Both Dugay Forrester and Pomerleau love this Somerville shop for its menswear and video games, as well as its vinyl and vintage electronic gear. “It’s harder to find shops that have a strong menswear curation, but High Energy has it all, from flannels to cowboy boots,” Dugay Forrester said.

Great Eastern Trading Company
Even if you’ve already been, Dugay Forrester suggests revisiting this funky Cambridge standby — the large shop changed hands recently, and it offers a mix of costume and vintage gear. “It’s a whole new level of awesome now,” she said. While there’s an abundance of Western shirts and cowboy boots to be found, she particularly loves it for its selection of dresses, including vintage wedding gowns. Appointments can be made by brides-to-be who are looking to find their something old among the store’s collected inventory.


Vivant Vintage
Dugay Forrester pegged Pomerleau’s shop as one of her favorite spots for denim, boots, and jewelry. Vivant boasts a denim bar full of jeans for men and women, as well as a large collection of silver and turquoise rings. Pomerleau suggests visiting the shop during its popular events, like Tarot and Tea, happening on Jan. 28, during which shoppers can enjoy free drinks and tarot readings while they browse the shop’s selection of clothing and oddities.

This Fenway newcomer features streetwear from the ‘80s and ‘90s, a focus Dugay Forrester calls “brilliant” considering the student populations that reside nearby. Find acid-washed jeans, embroidered hoodies, and track jackets for men and women among this multi-dealer shop’s well-packed racks.

Bobby from Boston Warehouse
Popular vintage retailer Bobby from Boston has a secret, and it’s in Lynn. The high-end South End outfitter of fashionistas and period films the city over also owns a warehouse on the North Shore, chock-full of everything from vintage baseball uniforms to sequin cocktail dresses. You can make an appointment to visit the well-priced treasure trove, or check the warehouse’s Instagram account for public opening announcements.

The Garment District
“People say they have a hard time finding great stuff here, but the trick is to go often,” Dugay Forrester said. The two-floor staple of Boston’s vintage scene bills itself as “an alternative department store” and includes a large costume selection, ample menswear offerings, and used clothing ranging from turn-of-the-century to today. Motivated shoppers should be sure to dig around in the “Dollar-A-Pound” area, where piles of clothing sometimes yield diamonds in the rough.
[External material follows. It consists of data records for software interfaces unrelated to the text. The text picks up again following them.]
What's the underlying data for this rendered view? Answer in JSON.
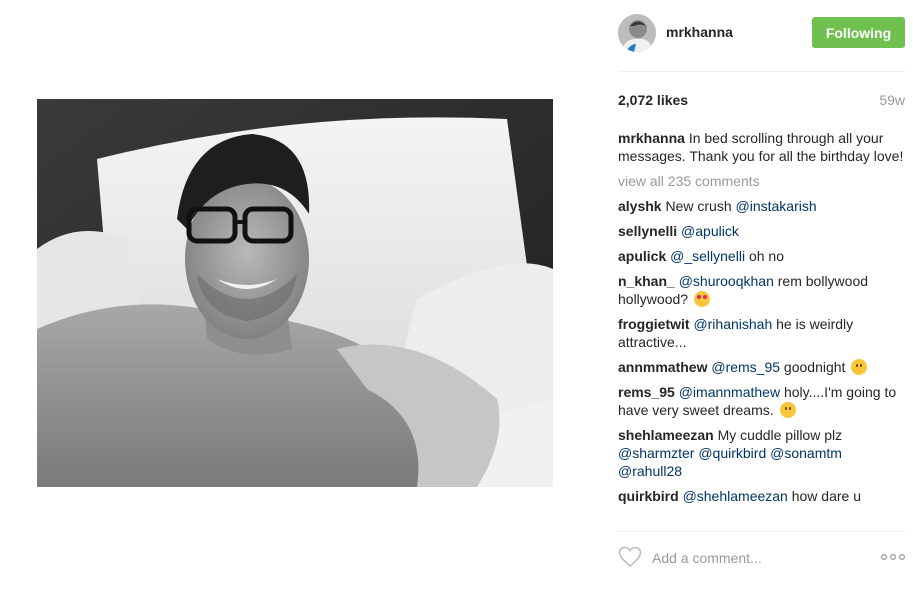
{
  "post": {
    "author": "mrkhanna",
    "follow_label": "Following",
    "likes": "2,072 likes",
    "time": "59w",
    "caption": {
      "user": "mrkhanna",
      "text": "In bed scrolling through all your messages. Thank you for all the birthday love!"
    },
    "view_all": "view all 235 comments",
    "comments": [
      {
        "user": "alyshk",
        "text": "New crush ",
        "mention": "@instakarish",
        "after": ""
      },
      {
        "user": "sellynelli",
        "text": "",
        "mention": "@apulick",
        "after": ""
      },
      {
        "user": "apulick",
        "text": "",
        "mention": "@_sellynelli",
        "after": " oh no"
      },
      {
        "user": "n_khan_",
        "text": "",
        "mention": "@shurooqkhan",
        "after": " rem bollywood hollywood? "
      },
      {
        "user": "froggietwit",
        "text": "",
        "mention": "@rihanishah",
        "after": " he is weirdly attractive..."
      },
      {
        "user": "annmmathew",
        "text": "",
        "mention": "@rems_95",
        "after": " goodnight "
      },
      {
        "user": "rems_95",
        "text": "",
        "mention": "@imannmathew",
        "after": " holy....I'm going to have very sweet dreams. "
      },
      {
        "user": "shehlameezan",
        "text": "My cuddle pillow plz ",
        "mention": "@sharmzter @quirkbird @sonamtm @rahull28",
        "after": ""
      },
      {
        "user": "quirkbird",
        "text": "",
        "mention": "@shehlameezan",
        "after": " how dare u"
      }
    ],
    "add_comment_placeholder": "Add a comment...",
    "icons": {
      "like": "heart-outline-icon",
      "more": "more-horizontal-icon"
    },
    "colors": {
      "follow_button": "#70c050",
      "mention": "#003569",
      "muted": "#999999"
    }
  }
}
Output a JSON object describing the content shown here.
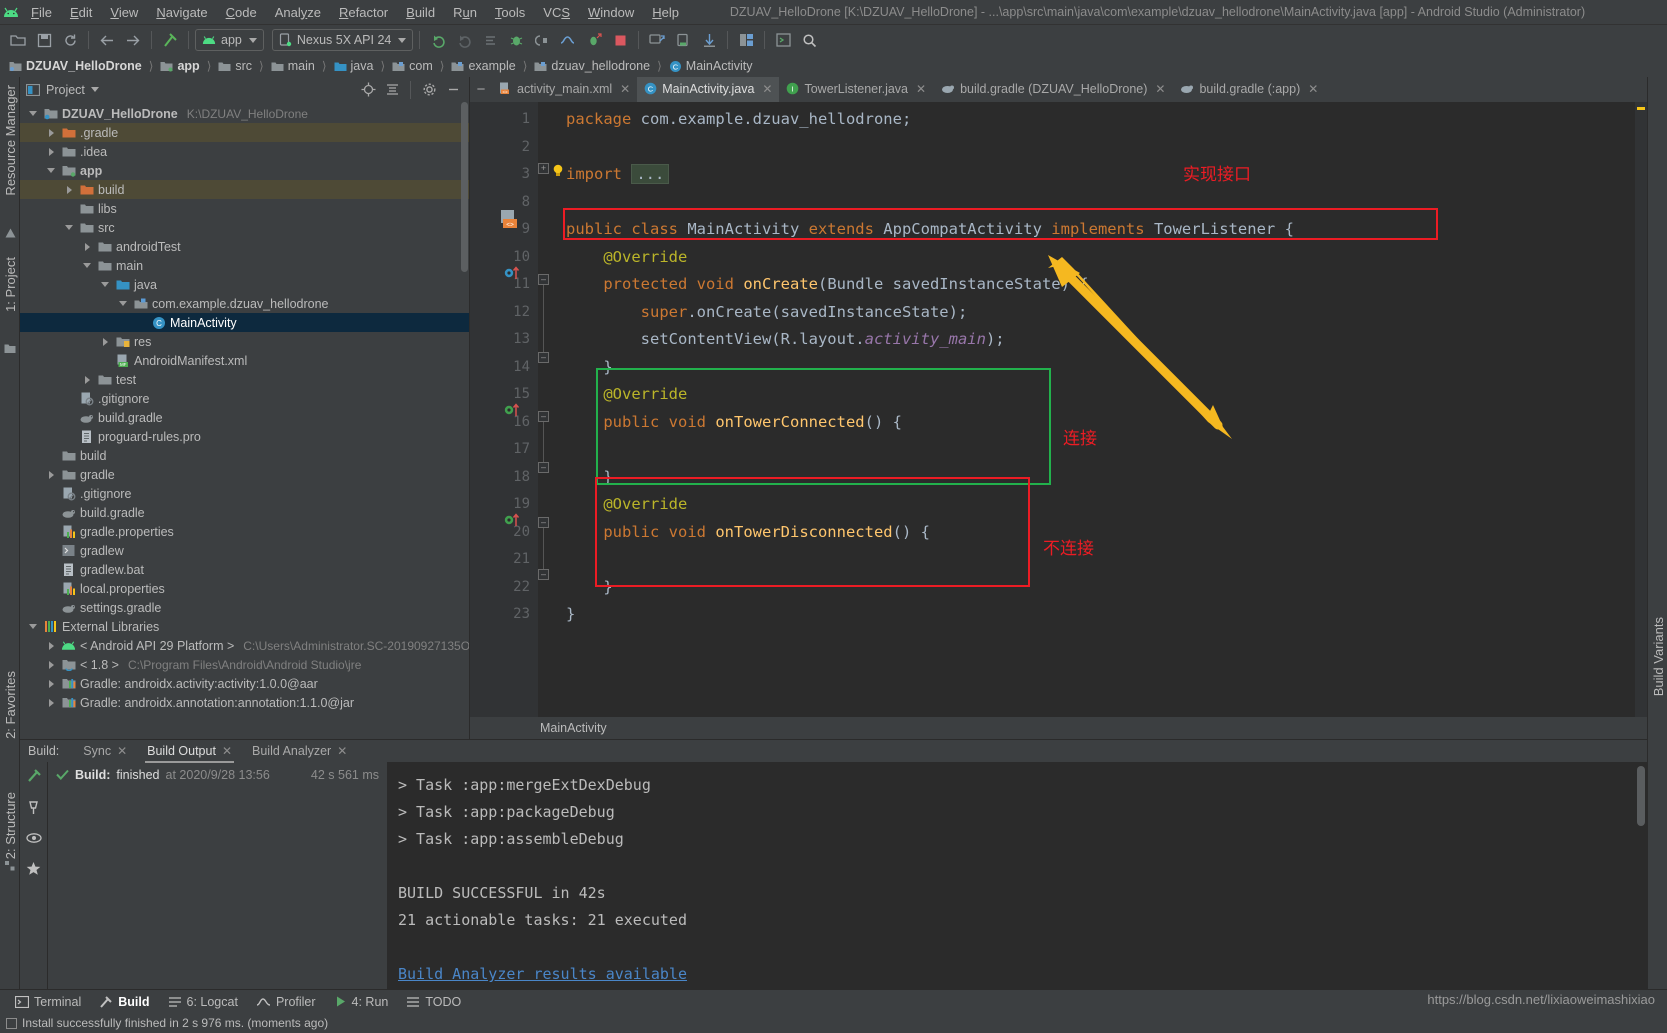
{
  "window": {
    "title": "DZUAV_HelloDrone [K:\\DZUAV_HelloDrone] - ...\\app\\src\\main\\java\\com\\example\\dzuav_hellodrone\\MainActivity.java [app] - Android Studio (Administrator)",
    "logo_icon": "android-logo-icon"
  },
  "menubar": [
    {
      "label": "File",
      "mnemonic": "F"
    },
    {
      "label": "Edit",
      "mnemonic": "E"
    },
    {
      "label": "View",
      "mnemonic": "V"
    },
    {
      "label": "Navigate",
      "mnemonic": "N"
    },
    {
      "label": "Code",
      "mnemonic": "C"
    },
    {
      "label": "Analyze",
      "mnemonic": "y"
    },
    {
      "label": "Refactor",
      "mnemonic": "R"
    },
    {
      "label": "Build",
      "mnemonic": "B"
    },
    {
      "label": "Run",
      "mnemonic": "u"
    },
    {
      "label": "Tools",
      "mnemonic": "T"
    },
    {
      "label": "VCS",
      "mnemonic": "S"
    },
    {
      "label": "Window",
      "mnemonic": "W"
    },
    {
      "label": "Help",
      "mnemonic": "H"
    }
  ],
  "toolbar": {
    "open_icon": "open-folder-icon",
    "save_icon": "save-icon",
    "sync_icon": "sync-icon",
    "back_icon": "arrow-left-icon",
    "forward_icon": "arrow-right-icon",
    "build_icon": "hammer-icon",
    "run_config": {
      "label": "app",
      "icon": "android-app-icon"
    },
    "device": {
      "label": "Nexus 5X API 24",
      "icon": "device-icon"
    },
    "run_icon": "run-icon",
    "rerun_icon": "rerun-icon",
    "apply_changes_icon": "apply-changes-icon",
    "debug_icon": "debug-icon",
    "attach_debugger_icon": "attach-debugger-icon",
    "profile_icon": "profiler-icon",
    "run_coverage_icon": "run-coverage-icon",
    "stop_icon": "stop-icon",
    "avd_manager_icon": "avd-manager-icon",
    "sdk_manager_icon": "sdk-manager-icon",
    "sync_gradle_icon": "sync-gradle-icon",
    "layout_inspector_icon": "layout-inspector-icon",
    "device_file_explorer_icon": "device-file-explorer-icon",
    "search_icon": "search-icon"
  },
  "breadcrumb": [
    {
      "label": "DZUAV_HelloDrone",
      "icon": "module-icon",
      "bold": true
    },
    {
      "label": "app",
      "icon": "app-module-icon",
      "bold": true
    },
    {
      "label": "src",
      "icon": "folder-icon",
      "bold": false
    },
    {
      "label": "main",
      "icon": "folder-icon",
      "bold": false
    },
    {
      "label": "java",
      "icon": "java-folder-icon",
      "bold": false
    },
    {
      "label": "com",
      "icon": "package-icon",
      "bold": false
    },
    {
      "label": "example",
      "icon": "package-icon",
      "bold": false
    },
    {
      "label": "dzuav_hellodrone",
      "icon": "package-icon",
      "bold": false
    },
    {
      "label": "MainActivity",
      "icon": "class-icon",
      "bold": false
    }
  ],
  "left_rail": [
    {
      "label": "Resource Manager",
      "icon": "resource-manager-icon"
    },
    {
      "label": "1: Project",
      "icon": "project-icon"
    }
  ],
  "left_rail_bottom": [
    {
      "label": "2: Favorites",
      "icon": "favorites-icon"
    },
    {
      "label": "2: Structure",
      "icon": "structure-icon"
    }
  ],
  "right_rail": [
    {
      "label": "Build Variants",
      "icon": "build-variants-icon"
    }
  ],
  "project_panel": {
    "title": "Project",
    "locate_icon": "locate-icon",
    "collapse_icon": "collapse-all-icon",
    "settings_icon": "gear-icon",
    "hide_icon": "hide-icon",
    "tree": [
      {
        "indent": 0,
        "arrow": "down",
        "icon": "module-icon",
        "label": "DZUAV_HelloDrone",
        "bold": true,
        "path": "K:\\DZUAV_HelloDrone",
        "state": "normal"
      },
      {
        "indent": 1,
        "arrow": "right",
        "icon": "folder-orange-icon",
        "label": ".gradle",
        "bold": false,
        "path": "",
        "state": "hl"
      },
      {
        "indent": 1,
        "arrow": "right",
        "icon": "folder-icon",
        "label": ".idea",
        "bold": false,
        "path": "",
        "state": "normal"
      },
      {
        "indent": 1,
        "arrow": "down",
        "icon": "app-module-icon",
        "label": "app",
        "bold": true,
        "path": "",
        "state": "normal"
      },
      {
        "indent": 2,
        "arrow": "right",
        "icon": "folder-orange-icon",
        "label": "build",
        "bold": false,
        "path": "",
        "state": "hl"
      },
      {
        "indent": 2,
        "arrow": "none",
        "icon": "folder-icon",
        "label": "libs",
        "bold": false,
        "path": "",
        "state": "normal"
      },
      {
        "indent": 2,
        "arrow": "down",
        "icon": "folder-icon",
        "label": "src",
        "bold": false,
        "path": "",
        "state": "normal"
      },
      {
        "indent": 3,
        "arrow": "right",
        "icon": "folder-icon",
        "label": "androidTest",
        "bold": false,
        "path": "",
        "state": "normal"
      },
      {
        "indent": 3,
        "arrow": "down",
        "icon": "folder-icon",
        "label": "main",
        "bold": false,
        "path": "",
        "state": "normal"
      },
      {
        "indent": 4,
        "arrow": "down",
        "icon": "java-folder-icon",
        "label": "java",
        "bold": false,
        "path": "",
        "state": "normal"
      },
      {
        "indent": 5,
        "arrow": "down",
        "icon": "package-icon",
        "label": "com.example.dzuav_hellodrone",
        "bold": false,
        "path": "",
        "state": "normal"
      },
      {
        "indent": 6,
        "arrow": "none",
        "icon": "class-icon",
        "label": "MainActivity",
        "bold": false,
        "path": "",
        "state": "sel"
      },
      {
        "indent": 4,
        "arrow": "right",
        "icon": "res-folder-icon",
        "label": "res",
        "bold": false,
        "path": "",
        "state": "normal"
      },
      {
        "indent": 4,
        "arrow": "none",
        "icon": "manifest-icon",
        "label": "AndroidManifest.xml",
        "bold": false,
        "path": "",
        "state": "normal"
      },
      {
        "indent": 3,
        "arrow": "right",
        "icon": "folder-icon",
        "label": "test",
        "bold": false,
        "path": "",
        "state": "normal"
      },
      {
        "indent": 2,
        "arrow": "none",
        "icon": "gitignore-icon",
        "label": ".gitignore",
        "bold": false,
        "path": "",
        "state": "normal"
      },
      {
        "indent": 2,
        "arrow": "none",
        "icon": "gradle-icon",
        "label": "build.gradle",
        "bold": false,
        "path": "",
        "state": "normal"
      },
      {
        "indent": 2,
        "arrow": "none",
        "icon": "text-file-icon",
        "label": "proguard-rules.pro",
        "bold": false,
        "path": "",
        "state": "normal"
      },
      {
        "indent": 1,
        "arrow": "none",
        "icon": "folder-icon",
        "label": "build",
        "bold": false,
        "path": "",
        "state": "normal"
      },
      {
        "indent": 1,
        "arrow": "right",
        "icon": "folder-icon",
        "label": "gradle",
        "bold": false,
        "path": "",
        "state": "normal"
      },
      {
        "indent": 1,
        "arrow": "none",
        "icon": "gitignore-icon",
        "label": ".gitignore",
        "bold": false,
        "path": "",
        "state": "normal"
      },
      {
        "indent": 1,
        "arrow": "none",
        "icon": "gradle-icon",
        "label": "build.gradle",
        "bold": false,
        "path": "",
        "state": "normal"
      },
      {
        "indent": 1,
        "arrow": "none",
        "icon": "properties-icon",
        "label": "gradle.properties",
        "bold": false,
        "path": "",
        "state": "normal"
      },
      {
        "indent": 1,
        "arrow": "none",
        "icon": "script-icon",
        "label": "gradlew",
        "bold": false,
        "path": "",
        "state": "normal"
      },
      {
        "indent": 1,
        "arrow": "none",
        "icon": "text-file-icon",
        "label": "gradlew.bat",
        "bold": false,
        "path": "",
        "state": "normal"
      },
      {
        "indent": 1,
        "arrow": "none",
        "icon": "properties-icon",
        "label": "local.properties",
        "bold": false,
        "path": "",
        "state": "normal"
      },
      {
        "indent": 1,
        "arrow": "none",
        "icon": "gradle-icon",
        "label": "settings.gradle",
        "bold": false,
        "path": "",
        "state": "normal"
      },
      {
        "indent": 0,
        "arrow": "down",
        "icon": "libraries-icon",
        "label": "External Libraries",
        "bold": false,
        "path": "",
        "state": "normal"
      },
      {
        "indent": 1,
        "arrow": "right",
        "icon": "android-sdk-icon",
        "label": "< Android API 29 Platform >",
        "bold": false,
        "path": "C:\\Users\\Administrator.SC-20190927135O\\",
        "state": "normal"
      },
      {
        "indent": 1,
        "arrow": "right",
        "icon": "jdk-icon",
        "label": "< 1.8 >",
        "bold": false,
        "path": "C:\\Program Files\\Android\\Android Studio\\jre",
        "state": "normal"
      },
      {
        "indent": 1,
        "arrow": "right",
        "icon": "library-icon",
        "label": "Gradle: androidx.activity:activity:1.0.0@aar",
        "bold": false,
        "path": "",
        "state": "normal"
      },
      {
        "indent": 1,
        "arrow": "right",
        "icon": "library-icon",
        "label": "Gradle: androidx.annotation:annotation:1.1.0@jar",
        "bold": false,
        "path": "",
        "state": "normal"
      }
    ]
  },
  "editor": {
    "tabs": [
      {
        "label": "activity_main.xml",
        "icon": "xml-layout-icon",
        "active": false,
        "closable": true
      },
      {
        "label": "MainActivity.java",
        "icon": "class-icon",
        "active": true,
        "closable": true
      },
      {
        "label": "TowerListener.java",
        "icon": "interface-icon",
        "active": false,
        "closable": true
      },
      {
        "label": "build.gradle (DZUAV_HelloDrone)",
        "icon": "gradle-icon",
        "active": false,
        "closable": true
      },
      {
        "label": "build.gradle (:app)",
        "icon": "gradle-icon",
        "active": false,
        "closable": true
      }
    ],
    "status_breadcrumb": "MainActivity",
    "line_numbers": [
      "1",
      "2",
      "3",
      "8",
      "9",
      "10",
      "11",
      "12",
      "13",
      "14",
      "15",
      "16",
      "17",
      "18",
      "19",
      "20",
      "21",
      "22",
      "23"
    ],
    "lines": [
      {
        "num": "1",
        "tokens": [
          {
            "t": "package",
            "c": "kw"
          },
          {
            "t": " com.example.dzuav_hellodrone;",
            "c": "plain"
          }
        ]
      },
      {
        "num": "2",
        "tokens": []
      },
      {
        "num": "3",
        "tokens": [
          {
            "t": "import",
            "c": "kw"
          },
          {
            "t": " ",
            "c": "plain"
          },
          {
            "t": "...",
            "c": "fold"
          }
        ]
      },
      {
        "num": "8",
        "tokens": []
      },
      {
        "num": "9",
        "tokens": [
          {
            "t": "public class",
            "c": "kw"
          },
          {
            "t": " MainActivity ",
            "c": "plain"
          },
          {
            "t": "extends",
            "c": "kw"
          },
          {
            "t": " AppCompatActivity ",
            "c": "plain"
          },
          {
            "t": "implements",
            "c": "kw"
          },
          {
            "t": " TowerListener {",
            "c": "plain"
          }
        ]
      },
      {
        "num": "10",
        "tokens": [
          {
            "t": "    @Override",
            "c": "ann"
          }
        ]
      },
      {
        "num": "11",
        "tokens": [
          {
            "t": "    protected void",
            "c": "kw"
          },
          {
            "t": " ",
            "c": "plain"
          },
          {
            "t": "onCreate",
            "c": "fn"
          },
          {
            "t": "(Bundle savedInstanceState) {",
            "c": "plain"
          }
        ]
      },
      {
        "num": "12",
        "tokens": [
          {
            "t": "        ",
            "c": "plain"
          },
          {
            "t": "super",
            "c": "kw"
          },
          {
            "t": ".onCreate(savedInstanceState);",
            "c": "plain"
          }
        ]
      },
      {
        "num": "13",
        "tokens": [
          {
            "t": "        setContentView(R.layout.",
            "c": "plain"
          },
          {
            "t": "activity_main",
            "c": "fld"
          },
          {
            "t": ");",
            "c": "plain"
          }
        ]
      },
      {
        "num": "14",
        "tokens": [
          {
            "t": "    }",
            "c": "plain"
          }
        ]
      },
      {
        "num": "15",
        "tokens": [
          {
            "t": "    @Override",
            "c": "ann"
          }
        ]
      },
      {
        "num": "16",
        "tokens": [
          {
            "t": "    public void",
            "c": "kw"
          },
          {
            "t": " ",
            "c": "plain"
          },
          {
            "t": "onTowerConnected",
            "c": "fn"
          },
          {
            "t": "() {",
            "c": "plain"
          }
        ]
      },
      {
        "num": "17",
        "tokens": []
      },
      {
        "num": "18",
        "tokens": [
          {
            "t": "    }",
            "c": "plain"
          }
        ]
      },
      {
        "num": "19",
        "tokens": [
          {
            "t": "    @Override",
            "c": "ann"
          }
        ]
      },
      {
        "num": "20",
        "tokens": [
          {
            "t": "    public void",
            "c": "kw"
          },
          {
            "t": " ",
            "c": "plain"
          },
          {
            "t": "onTowerDisconnected",
            "c": "fn"
          },
          {
            "t": "() {",
            "c": "plain"
          }
        ]
      },
      {
        "num": "21",
        "tokens": []
      },
      {
        "num": "22",
        "tokens": [
          {
            "t": "    }",
            "c": "plain"
          }
        ]
      },
      {
        "num": "23",
        "tokens": [
          {
            "t": "}",
            "c": "plain"
          }
        ]
      }
    ],
    "annotations": [
      {
        "text": "实现接口",
        "color": "#ed1c24",
        "name": "annotation-implement-interface"
      },
      {
        "text": "连接",
        "color": "#ed1c24",
        "name": "annotation-connected"
      },
      {
        "text": "不连接",
        "color": "#ed1c24",
        "name": "annotation-disconnected"
      }
    ],
    "highlight_boxes": [
      {
        "name": "red-box-class-declaration",
        "color": "#ec1c24"
      },
      {
        "name": "green-box-on-tower-connected",
        "color": "#22b14c"
      },
      {
        "name": "red-box-on-tower-disconnected",
        "color": "#ec1c24"
      }
    ],
    "colors": {
      "background": "#2b2b2b",
      "gutter": "#313335",
      "keyword": "#cc7832",
      "annotation": "#bbb529",
      "method": "#ffc66d",
      "field": "#9876aa",
      "text": "#a9b7c6",
      "line_number": "#606366"
    }
  },
  "build_panel": {
    "label": "Build:",
    "tabs": [
      {
        "label": "Sync",
        "active": false,
        "closable": true
      },
      {
        "label": "Build Output",
        "active": true,
        "closable": true
      },
      {
        "label": "Build Analyzer",
        "active": false,
        "closable": true
      }
    ],
    "tree": [
      {
        "icon": "success-check-icon",
        "label": "Build:",
        "detail": "finished",
        "at": "at 2020/9/28 13:56",
        "duration": "42 s 561 ms"
      }
    ],
    "console": [
      "> Task :app:mergeExtDexDebug",
      "> Task :app:packageDebug",
      "> Task :app:assembleDebug",
      "",
      "BUILD SUCCESSFUL in 42s",
      "21 actionable tasks: 21 executed",
      ""
    ],
    "console_link": "Build Analyzer results available",
    "rail_icons": [
      "build-run-icon",
      "pin-icon",
      "eye-icon",
      "star-icon"
    ]
  },
  "statusbar": {
    "items": [
      {
        "label": "Terminal",
        "icon": "terminal-icon",
        "active": false
      },
      {
        "label": "Build",
        "icon": "hammer-icon",
        "active": true
      },
      {
        "label": "6: Logcat",
        "icon": "logcat-icon",
        "active": false
      },
      {
        "label": "Profiler",
        "icon": "profiler-icon",
        "active": false
      },
      {
        "label": "4: Run",
        "icon": "run-icon",
        "active": false
      },
      {
        "label": "TODO",
        "icon": "todo-icon",
        "active": false
      }
    ],
    "message": "Install successfully finished in 2 s 976 ms. (moments ago)",
    "watermark": "https://blog.csdn.net/lixiaoweimashixiao"
  }
}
 Justin Pomerleau (cq) , Creativ Extradordinaire ( his title) of clothing store Vivant Vintage

Justin Pomerleau of Vivant Vintage.


SoWa Vintage Market
Pomerleau finds larger markets to be some of the best places for vintage, noting that “people like the ephemera aspect” of a space occupied by multiple vendors with different points of view. The SoWa Vintage Market, located downstairs at the SoWa Market, is open year-round, featuring booths from vendors whose focuses range from clothing to housewares to lighting to furniture. Dugay Forrester is particularly fond of Wishlist, a vendor specializing in women’s clothing from the 1930s through the 1980s. “Every single thing on the rack is so well curated,” she said.

Brimfield Antique Show
Pomerleau curates the “Traveling Spectacular,” an enormous tent housing multiple vendors at the region’s most famous antiques fair, and Dugay Forrester has some pro advice for making the most of what can be an overwhelming event: “Go in July,” she said. “Fewer people go [then than in the spring and fall], because it’s so hot, so you get great deals. Make sure to bring sunblock, drink lots of water, and wear comfortable shoes.”